It’s now only injuries that are preventing Chris Wilder from starting to bring more of the club’s younger players into the side.

With only three games to go, while it is mathematically possible to reach the play-offs the likelihood is even that will come to an end as other teams above Watford pick up points.

Many fans have been hoping to see some of the Academy products getting more game time, and while Wilder expects to have a couple involved at Hull tomorrow, injuries have reduced his options.

“I’ve always looked at the group we have and also the Academy. There’s been a lot of talk about young players, and Ryan Andrews has come in and been excellent,” he said.

“There are players in that Academy group I’m looking at. Unfortunately Tobi Adeyemo and Jack Grieves are injured at the moment, as I would have liked them to be involved.

“Adrian Blake is going to be involved with us tomorrow though, which is good.

“I think getting the young lads more involved is the right idea and the right time now.”

Outside of bringing younger players in, the squad for tomorrow will be largely the same.

“I’ve not had a lot of contact with the players since Wednesday, to be honest,” said Wilder.

“I know from talking to the medical staff we have one or two bumps and bruises that hopefully will be ok for selection tomorrow.

“Craig Cathcart got a bang in training and that, coupled with us going to a back four, has meant he’s been out. He’ll have trained today and then will travel with us to Hull.”

With mid-table mediocrity looking the likely outcome for the season, it’s tempting to say there’s not much now left to play – but the Watford head coach disagrees.

“I’ll have something to pay for. Liam Rosenior and his team will be playing for something. I expect our team to be playing for something. There is always something to play for,” he said.

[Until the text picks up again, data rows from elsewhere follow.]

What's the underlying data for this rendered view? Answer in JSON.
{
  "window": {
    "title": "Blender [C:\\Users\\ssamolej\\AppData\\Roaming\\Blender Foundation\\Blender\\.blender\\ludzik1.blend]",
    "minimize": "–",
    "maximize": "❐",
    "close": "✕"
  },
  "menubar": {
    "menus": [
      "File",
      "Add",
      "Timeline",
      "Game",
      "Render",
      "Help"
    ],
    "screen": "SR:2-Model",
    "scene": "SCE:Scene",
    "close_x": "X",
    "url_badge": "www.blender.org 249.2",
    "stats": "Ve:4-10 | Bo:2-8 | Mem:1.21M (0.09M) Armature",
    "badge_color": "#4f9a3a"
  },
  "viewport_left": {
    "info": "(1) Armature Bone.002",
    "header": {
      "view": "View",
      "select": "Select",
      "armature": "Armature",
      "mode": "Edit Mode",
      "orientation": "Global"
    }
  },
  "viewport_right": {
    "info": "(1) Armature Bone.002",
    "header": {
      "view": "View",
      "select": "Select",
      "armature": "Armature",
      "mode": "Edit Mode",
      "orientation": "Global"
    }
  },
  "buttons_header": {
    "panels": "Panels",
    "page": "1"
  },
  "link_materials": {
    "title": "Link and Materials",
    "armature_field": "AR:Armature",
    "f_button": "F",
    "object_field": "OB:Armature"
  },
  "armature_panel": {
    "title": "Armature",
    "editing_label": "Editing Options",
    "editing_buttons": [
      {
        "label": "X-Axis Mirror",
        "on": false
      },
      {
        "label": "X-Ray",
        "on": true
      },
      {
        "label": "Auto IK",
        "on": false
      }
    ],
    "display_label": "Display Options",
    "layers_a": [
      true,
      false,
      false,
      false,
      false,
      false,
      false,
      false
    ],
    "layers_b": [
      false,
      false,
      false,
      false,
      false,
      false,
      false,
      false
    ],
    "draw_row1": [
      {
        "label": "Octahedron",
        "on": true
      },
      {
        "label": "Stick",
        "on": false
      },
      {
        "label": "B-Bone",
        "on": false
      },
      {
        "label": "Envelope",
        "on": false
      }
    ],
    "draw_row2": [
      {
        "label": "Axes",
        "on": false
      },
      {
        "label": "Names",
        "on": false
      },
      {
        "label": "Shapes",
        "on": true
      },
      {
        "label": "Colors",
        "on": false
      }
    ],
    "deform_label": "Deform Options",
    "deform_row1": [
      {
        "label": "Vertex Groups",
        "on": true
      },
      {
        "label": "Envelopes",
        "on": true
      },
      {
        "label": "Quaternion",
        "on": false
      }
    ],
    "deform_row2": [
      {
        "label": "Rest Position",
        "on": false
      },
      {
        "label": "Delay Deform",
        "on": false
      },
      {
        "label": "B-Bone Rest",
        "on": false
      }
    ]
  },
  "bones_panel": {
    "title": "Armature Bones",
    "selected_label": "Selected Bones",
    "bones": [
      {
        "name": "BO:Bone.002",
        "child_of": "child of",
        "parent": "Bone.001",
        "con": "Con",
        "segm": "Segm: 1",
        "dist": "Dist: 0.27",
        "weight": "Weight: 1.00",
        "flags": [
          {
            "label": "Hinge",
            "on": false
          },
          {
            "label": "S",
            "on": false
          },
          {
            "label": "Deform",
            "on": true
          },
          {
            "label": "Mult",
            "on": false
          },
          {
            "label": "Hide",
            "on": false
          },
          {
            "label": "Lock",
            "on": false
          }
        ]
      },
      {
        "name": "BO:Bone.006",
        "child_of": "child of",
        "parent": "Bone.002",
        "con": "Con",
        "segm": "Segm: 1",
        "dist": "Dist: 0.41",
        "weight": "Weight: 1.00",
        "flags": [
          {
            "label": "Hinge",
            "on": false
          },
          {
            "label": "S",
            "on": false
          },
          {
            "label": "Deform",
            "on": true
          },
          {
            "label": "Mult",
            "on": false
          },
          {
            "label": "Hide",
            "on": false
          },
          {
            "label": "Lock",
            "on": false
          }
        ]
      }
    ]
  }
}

“There’s still nine points on the table and I will be going to the end. We have an obligation to do so.

“I’m not expecting us to have 10,000 at Hull but the fans who are there will have spent their hard-earned money to come and watch a team.

“They support their football club and their team, and there is a lot to play for as far as I’m concerned.

“They will want to see something a lot, lot better than Wednesday night, and I always use the four cornerstones of the game to judge.

“Technically – yes, we have to be better. Tactically, we have a plan and structure which we stuck to for 15 minutes on Wednesday.

“Physically we definitely have to be better as we didn’t win enough tackles, headers and races. And then mentality, we’ve talked about that at length: Wednesday was another game where we’ve got ourselves in front and when the heat got turned up, we couldn’t handle it.”

Why does Wilder think the players are so quick to ‘go individualistic’?

“Maybe their personalities and characters, and other bits and pieces, make them think this is an individual sport. That if they do their own bit, they’ll benefit themselves,” he pondered.

“I believe if you go and win games of football as a team then everybody benefits.

“I’ve never seen a player’s value go down when he’s part of a team that is top of the league and winning games. Interest in a player does not deteriorate when they are part of a winning team.

“Be a good team player, do your individual stuff within the team structure and you will get the benefits.

“There is no down side to being a good player within a good team. If you want to move on and go to a higher level, there will always be someone watching you and they will see what your characteristics are within a team.”